# Requirement
Every line of the listing below should be written out exactly.

# Exercise material
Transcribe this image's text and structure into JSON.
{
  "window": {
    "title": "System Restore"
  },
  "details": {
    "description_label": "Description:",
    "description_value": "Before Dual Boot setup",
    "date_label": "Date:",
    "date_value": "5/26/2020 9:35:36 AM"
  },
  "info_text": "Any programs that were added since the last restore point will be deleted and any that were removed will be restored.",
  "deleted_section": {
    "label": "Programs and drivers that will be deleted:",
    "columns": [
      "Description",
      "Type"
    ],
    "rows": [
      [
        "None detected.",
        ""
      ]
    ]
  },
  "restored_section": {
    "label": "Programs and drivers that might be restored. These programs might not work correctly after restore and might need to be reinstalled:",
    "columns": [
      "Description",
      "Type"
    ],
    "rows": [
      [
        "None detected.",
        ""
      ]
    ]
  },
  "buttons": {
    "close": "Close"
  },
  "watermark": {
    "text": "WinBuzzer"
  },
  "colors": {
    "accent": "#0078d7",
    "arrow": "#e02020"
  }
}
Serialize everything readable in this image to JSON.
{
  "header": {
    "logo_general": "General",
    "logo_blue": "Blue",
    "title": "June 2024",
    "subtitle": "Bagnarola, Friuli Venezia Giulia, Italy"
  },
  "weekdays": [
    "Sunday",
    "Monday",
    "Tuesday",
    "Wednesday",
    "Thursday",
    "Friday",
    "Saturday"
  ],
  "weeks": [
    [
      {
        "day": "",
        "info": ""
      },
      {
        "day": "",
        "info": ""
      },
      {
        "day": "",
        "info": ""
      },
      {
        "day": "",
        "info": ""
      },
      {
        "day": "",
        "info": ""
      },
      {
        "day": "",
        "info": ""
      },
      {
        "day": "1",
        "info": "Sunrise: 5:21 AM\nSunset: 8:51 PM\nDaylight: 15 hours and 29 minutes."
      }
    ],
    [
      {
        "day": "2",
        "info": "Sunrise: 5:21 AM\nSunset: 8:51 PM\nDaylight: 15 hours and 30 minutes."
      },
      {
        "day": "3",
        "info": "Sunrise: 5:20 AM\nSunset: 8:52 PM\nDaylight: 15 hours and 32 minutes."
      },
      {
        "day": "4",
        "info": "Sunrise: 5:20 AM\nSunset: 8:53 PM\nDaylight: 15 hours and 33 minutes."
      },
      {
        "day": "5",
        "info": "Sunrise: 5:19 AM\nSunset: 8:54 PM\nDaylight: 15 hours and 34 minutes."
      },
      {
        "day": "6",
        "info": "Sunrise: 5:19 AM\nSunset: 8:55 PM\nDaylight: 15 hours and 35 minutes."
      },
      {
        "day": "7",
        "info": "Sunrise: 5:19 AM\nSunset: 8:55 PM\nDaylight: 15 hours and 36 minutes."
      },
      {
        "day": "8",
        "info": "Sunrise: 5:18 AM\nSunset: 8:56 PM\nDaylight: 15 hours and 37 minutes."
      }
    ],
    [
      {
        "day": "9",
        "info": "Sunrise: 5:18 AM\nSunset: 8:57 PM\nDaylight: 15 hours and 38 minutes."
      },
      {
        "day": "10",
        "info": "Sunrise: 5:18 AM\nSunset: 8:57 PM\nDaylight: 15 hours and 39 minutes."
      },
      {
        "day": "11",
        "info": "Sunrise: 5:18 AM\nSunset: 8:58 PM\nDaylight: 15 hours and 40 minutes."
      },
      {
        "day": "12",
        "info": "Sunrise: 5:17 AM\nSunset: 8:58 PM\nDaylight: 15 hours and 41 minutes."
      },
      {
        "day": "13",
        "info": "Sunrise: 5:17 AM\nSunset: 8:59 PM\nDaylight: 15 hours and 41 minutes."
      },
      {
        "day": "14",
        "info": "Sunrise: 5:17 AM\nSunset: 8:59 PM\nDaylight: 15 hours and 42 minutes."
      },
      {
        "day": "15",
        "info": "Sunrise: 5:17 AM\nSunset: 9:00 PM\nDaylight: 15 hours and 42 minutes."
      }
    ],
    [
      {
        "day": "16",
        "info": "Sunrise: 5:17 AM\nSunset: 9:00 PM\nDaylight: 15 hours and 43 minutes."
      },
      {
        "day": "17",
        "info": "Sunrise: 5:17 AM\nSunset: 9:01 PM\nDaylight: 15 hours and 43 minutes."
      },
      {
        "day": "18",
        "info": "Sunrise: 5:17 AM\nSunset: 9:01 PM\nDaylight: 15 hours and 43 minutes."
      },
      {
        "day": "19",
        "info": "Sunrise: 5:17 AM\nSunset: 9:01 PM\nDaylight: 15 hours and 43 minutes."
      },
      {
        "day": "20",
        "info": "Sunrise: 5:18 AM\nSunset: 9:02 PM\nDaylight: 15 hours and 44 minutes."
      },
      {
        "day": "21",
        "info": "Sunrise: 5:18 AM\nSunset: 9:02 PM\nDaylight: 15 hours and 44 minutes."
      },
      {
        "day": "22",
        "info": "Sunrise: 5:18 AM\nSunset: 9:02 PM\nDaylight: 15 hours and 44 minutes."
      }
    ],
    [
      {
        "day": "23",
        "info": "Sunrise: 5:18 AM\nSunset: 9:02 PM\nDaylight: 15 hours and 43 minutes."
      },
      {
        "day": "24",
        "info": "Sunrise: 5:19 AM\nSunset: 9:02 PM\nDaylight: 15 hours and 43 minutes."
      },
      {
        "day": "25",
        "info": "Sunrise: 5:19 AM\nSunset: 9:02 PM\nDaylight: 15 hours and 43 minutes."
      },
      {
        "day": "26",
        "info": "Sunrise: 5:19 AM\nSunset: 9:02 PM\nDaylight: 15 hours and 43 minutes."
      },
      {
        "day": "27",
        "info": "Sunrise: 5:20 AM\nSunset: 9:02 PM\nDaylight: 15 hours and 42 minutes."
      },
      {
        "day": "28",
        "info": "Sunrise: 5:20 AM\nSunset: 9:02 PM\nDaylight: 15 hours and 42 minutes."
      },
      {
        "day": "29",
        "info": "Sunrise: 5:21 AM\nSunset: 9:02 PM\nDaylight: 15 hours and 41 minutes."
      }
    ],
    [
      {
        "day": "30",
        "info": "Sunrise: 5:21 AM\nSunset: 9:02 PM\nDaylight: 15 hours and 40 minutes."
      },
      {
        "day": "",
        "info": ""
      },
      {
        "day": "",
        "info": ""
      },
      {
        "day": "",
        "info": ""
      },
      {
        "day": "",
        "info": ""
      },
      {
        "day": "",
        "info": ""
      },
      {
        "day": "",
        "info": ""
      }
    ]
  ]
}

# Result of the exercise
Transcribe this image's text and structure into JSON.
{
  "window": {
    "title": "System Restore"
  },
  "details": {
    "description_label": "Description:",
    "description_value": "Before Dual Boot setup",
    "date_label": "Date:",
    "date_value": "5/26/2020 9:35:36 AM"
  },
  "info_text": "Any programs that were added since the last restore point will be deleted and any that were removed will be restored.",
  "deleted_section": {
    "label": "Programs and drivers that will be deleted:",
    "columns": [
      "Description",
      "Type"
    ],
    "rows": [
      [
        "None detected.",
        ""
      ]
    ]
  },
  "restored_section": {
    "label": "Programs and drivers that might be restored. These programs might not work correctly after restore and might need to be reinstalled:",
    "columns": [
      "Description",
      "Type"
    ],
    "rows": [
      [
        "None detected.",
        ""
      ]
    ]
  },
  "buttons": {
    "close": "Close"
  },
  "watermark": {
    "text": "WinBuzzer"
  },
  "colors": {
    "accent": "#0078d7",
    "arrow": "#e02020"
  }
}
Serialize everything readable in this image to JSON.
{
  "header": {
    "logo_general": "General",
    "logo_blue": "Blue",
    "title": "June 2024",
    "subtitle": "Bagnarola, Friuli Venezia Giulia, Italy"
  },
  "weekdays": [
    "Sunday",
    "Monday",
    "Tuesday",
    "Wednesday",
    "Thursday",
    "Friday",
    "Saturday"
  ],
  "weeks": [
    [
      {
        "day": "",
        "info": ""
      },
      {
        "day": "",
        "info": ""
      },
      {
        "day": "",
        "info": ""
      },
      {
        "day": "",
        "info": ""
      },
      {
        "day": "",
        "info": ""
      },
      {
        "day": "",
        "info": ""
      },
      {
        "day": "1",
        "info": "Sunrise: 5:21 AM\nSunset: 8:51 PM\nDaylight: 15 hours and 29 minutes."
      }
    ],
    [
      {
        "day": "2",
        "info": "Sunrise: 5:21 AM\nSunset: 8:51 PM\nDaylight: 15 hours and 30 minutes."
      },
      {
        "day": "3",
        "info": "Sunrise: 5:20 AM\nSunset: 8:52 PM\nDaylight: 15 hours and 32 minutes."
      },
      {
        "day": "4",
        "info": "Sunrise: 5:20 AM\nSunset: 8:53 PM\nDaylight: 15 hours and 33 minutes."
      },
      {
        "day": "5",
        "info": "Sunrise: 5:19 AM\nSunset: 8:54 PM\nDaylight: 15 hours and 34 minutes."
      },
      {
        "day": "6",
        "info": "Sunrise: 5:19 AM\nSunset: 8:55 PM\nDaylight: 15 hours and 35 minutes."
      },
      {
        "day": "7",
        "info": "Sunrise: 5:19 AM\nSunset: 8:55 PM\nDaylight: 15 hours and 36 minutes."
      },
      {
        "day": "8",
        "info": "Sunrise: 5:18 AM\nSunset: 8:56 PM\nDaylight: 15 hours and 37 minutes."
      }
    ],
    [
      {
        "day": "9",
        "info": "Sunrise: 5:18 AM\nSunset: 8:57 PM\nDaylight: 15 hours and 38 minutes."
      },
      {
        "day": "10",
        "info": "Sunrise: 5:18 AM\nSunset: 8:57 PM\nDaylight: 15 hours and 39 minutes."
      },
      {
        "day": "11",
        "info": "Sunrise: 5:18 AM\nSunset: 8:58 PM\nDaylight: 15 hours and 40 minutes."
      },
      {
        "day": "12",
        "info": "Sunrise: 5:17 AM\nSunset: 8:58 PM\nDaylight: 15 hours and 41 minutes."
      },
      {
        "day": "13",
        "info": "Sunrise: 5:17 AM\nSunset: 8:59 PM\nDaylight: 15 hours and 41 minutes."
      },
      {
        "day": "14",
        "info": "Sunrise: 5:17 AM\nSunset: 8:59 PM\nDaylight: 15 hours and 42 minutes."
      },
      {
        "day": "15",
        "info": "Sunrise: 5:17 AM\nSunset: 9:00 PM\nDaylight: 15 hours and 42 minutes."
      }
    ],
    [
      {
        "day": "16",
        "info": "Sunrise: 5:17 AM\nSunset: 9:00 PM\nDaylight: 15 hours and 43 minutes."
      },
      {
        "day": "17",
        "info": "Sunrise: 5:17 AM\nSunset: 9:01 PM\nDaylight: 15 hours and 43 minutes."
      },
      {
        "day": "18",
        "info": "Sunrise: 5:17 AM\nSunset: 9:01 PM\nDaylight: 15 hours and 43 minutes."
      },
      {
        "day": "19",
        "info": "Sunrise: 5:17 AM\nSunset: 9:01 PM\nDaylight: 15 hours and 43 minutes."
      },
      {
        "day": "20",
        "info": "Sunrise: 5:18 AM\nSunset: 9:02 PM\nDaylight: 15 hours and 44 minutes."
      },
      {
        "day": "21",
        "info": "Sunrise: 5:18 AM\nSunset: 9:02 PM\nDaylight: 15 hours and 44 minutes."
      },
      {
        "day": "22",
        "info": "Sunrise: 5:18 AM\nSunset: 9:02 PM\nDaylight: 15 hours and 44 minutes."
      }
    ],
    [
      {
        "day": "23",
        "info": "Sunrise: 5:18 AM\nSunset: 9:02 PM\nDaylight: 15 hours and 43 minutes."
      },
      {
        "day": "24",
        "info": "Sunrise: 5:19 AM\nSunset: 9:02 PM\nDaylight: 15 hours and 43 minutes."
      },
      {
        "day": "25",
        "info": "Sunrise: 5:19 AM\nSunset: 9:02 PM\nDaylight: 15 hours and 43 minutes."
      },
      {
        "day": "26",
        "info": "Sunrise: 5:19 AM\nSunset: 9:02 PM\nDaylight: 15 hours and 43 minutes."
      },
      {
        "day": "27",
        "info": "Sunrise: 5:20 AM\nSunset: 9:02 PM\nDaylight: 15 hours and 42 minutes."
      },
      {
        "day": "28",
        "info": "Sunrise: 5:20 AM\nSunset: 9:02 PM\nDaylight: 15 hours and 42 minutes."
      },
      {
        "day": "29",
        "info": "Sunrise: 5:21 AM\nSunset: 9:02 PM\nDaylight: 15 hours and 41 minutes."
      }
    ],
    [
      {
        "day": "30",
        "info": "Sunrise: 5:21 AM\nSunset: 9:02 PM\nDaylight: 15 hours and 40 minutes."
      },
      {
        "day": "",
        "info": ""
      },
      {
        "day": "",
        "info": ""
      },
      {
        "day": "",
        "info": ""
      },
      {
        "day": "",
        "info": ""
      },
      {
        "day": "",
        "info": ""
      },
      {
        "day": "",
        "info": ""
      }
    ]
  ]
}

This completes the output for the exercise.